If wireless companies and other forward auction bidders cooperate, the government will pay TV broadcasters $86,422,558,704 to reclaim their spectrum in key markets.
The FCC will have to collect at least that much in the forward auction to cover what it will have to pay broadcasters at the 126 MHz clearing target it set for the first stage of the reverse portion of the spectrum auction, which closed Wednesday (June 29) after 52 rounds. The FCC announced that much-anticipated and speculated about "clearing cost" figure on the auction Web site.
“Today, bidding concluded in the reverse auction, establishing the cost for clearing 126 MHz in the TV band for wireless use," said Gary Epstein, chair of the FCC's Incentive Auction Task Force. "Strong participation from broadcast stations made this initial clearing target possible. Now the action shifts to the forward auction, which will give wireless bidders the opportunity to compete for this beachfront spectrum to meet America’s growing mobile data needs.”
The FCC was able to clear that much spectrum thanks to the robust participation by TV broadcasters looking for a big payday.
Actually, the FCC will need to make a couple billion dollars more than that figure in the forward auction to cover the $200 million-plus in projected auction expenses and another $1.75 billion to cover the cost of repacking broadcasters in their tighter spectrum quarters after both parts of the two-sided auction are completed.
The FCC is freeing up spectrum to re-auction to wireless carriers and others in the forward portion of the auction.
The reverse auction is where broadcasters bid to give up spectrum for a price, low bid wins.

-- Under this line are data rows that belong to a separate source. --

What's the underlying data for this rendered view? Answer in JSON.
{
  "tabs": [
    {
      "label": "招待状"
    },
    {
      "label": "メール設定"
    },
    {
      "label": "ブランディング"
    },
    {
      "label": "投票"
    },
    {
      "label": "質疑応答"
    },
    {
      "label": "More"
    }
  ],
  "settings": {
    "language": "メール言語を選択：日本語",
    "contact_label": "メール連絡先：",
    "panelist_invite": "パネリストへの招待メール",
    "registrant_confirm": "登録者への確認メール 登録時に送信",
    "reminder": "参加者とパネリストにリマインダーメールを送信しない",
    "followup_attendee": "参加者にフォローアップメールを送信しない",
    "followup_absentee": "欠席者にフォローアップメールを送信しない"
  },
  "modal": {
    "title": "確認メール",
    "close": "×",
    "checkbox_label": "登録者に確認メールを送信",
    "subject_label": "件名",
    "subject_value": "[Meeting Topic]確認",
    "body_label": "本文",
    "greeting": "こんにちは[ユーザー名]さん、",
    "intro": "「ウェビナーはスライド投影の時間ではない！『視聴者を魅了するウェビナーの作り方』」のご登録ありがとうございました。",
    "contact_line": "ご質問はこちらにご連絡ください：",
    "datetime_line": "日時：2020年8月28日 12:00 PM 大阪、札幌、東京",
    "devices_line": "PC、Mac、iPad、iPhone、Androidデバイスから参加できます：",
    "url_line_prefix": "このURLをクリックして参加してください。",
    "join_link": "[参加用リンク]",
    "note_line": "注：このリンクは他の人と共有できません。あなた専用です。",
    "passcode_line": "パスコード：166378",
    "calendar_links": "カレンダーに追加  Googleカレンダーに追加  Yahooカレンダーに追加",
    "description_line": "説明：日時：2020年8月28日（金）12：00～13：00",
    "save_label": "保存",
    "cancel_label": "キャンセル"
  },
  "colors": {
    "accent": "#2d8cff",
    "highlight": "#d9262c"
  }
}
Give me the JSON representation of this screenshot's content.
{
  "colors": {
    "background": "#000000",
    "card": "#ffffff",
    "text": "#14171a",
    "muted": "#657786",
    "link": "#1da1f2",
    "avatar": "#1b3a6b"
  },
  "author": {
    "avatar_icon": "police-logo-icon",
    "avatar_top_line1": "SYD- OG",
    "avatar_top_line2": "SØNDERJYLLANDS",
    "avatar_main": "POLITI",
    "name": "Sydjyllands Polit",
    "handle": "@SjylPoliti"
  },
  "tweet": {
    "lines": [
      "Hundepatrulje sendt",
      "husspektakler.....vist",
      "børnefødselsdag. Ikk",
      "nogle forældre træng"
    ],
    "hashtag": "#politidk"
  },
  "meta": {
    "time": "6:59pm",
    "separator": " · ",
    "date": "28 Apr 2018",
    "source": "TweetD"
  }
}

The forward portion is where wireless companies and others bid for that spectrum, high bid wins.
If not enough is bid for that reclaimed spectrum in the forward auction to cover that initial clearing target price, the FCC will have to continue the reverse auction at a lower clearing target (114 MHz)--it has set nine of those targets just in case. That means fewer stations will get those big payouts, since the FCC won't need as many to meet the lower target.
That $86 billion-plus figure is sure to prompt speculation that bidders in the forward auction will not pony up enough to cover it. In fact, it already had at press time. "If the total clearing cost for the first stage approaches or even exceeds $35 billion [it likely blew past that figure early on], then the forward auction may be challenged to raise enough money to proceed without lowering the target," said PwC analyst Dan Hays in advance of the figure's release.
But the low-band spectrum is beachfront, and as one interested auction watcher points out, sharing is the watchword of the future, so that amount of unimpaired, unshared, spectrum could draw big bucks.
In any event, only when both sides of the auction are completed will the FCC know whether or not it will have to go to stage two and lower the target. Forward auction bidders advised the FCC to clear as much spectrum as possible and let the marketplace decide, which the FCC did and which is why the auction is built to accommodate multiple reverse rounds at lower targets, if necessary.
The forward auction likely will begin at the end of this month or in early August and last a couple of months. July 1 is the deadline for upfront payments, which each qualified bidder will need to pony up in order to be eligible to bid.
Telecom consultant Tim Farrar of TMFAssociates took one look at that $86 billion figure and tweeted that he thought the strategy for forward bidders like Comcast, Dish and private equity firms would be to stay on the sidelines and wait for the clearing cost to drop to $30 billion or so at a 60-70 MHz clearing target.
The FCC set the opening bid prices based on a formula that combined the population served and the level of interference the station would represent if it had to be repacked. The goal was to incentivize broadcasters to participate, which it clearly did, and making those opening bid prices high enough to be bid down, though given the size of the clearing cost, a nmuber of stations were almost certainly frozen at the opening bid price.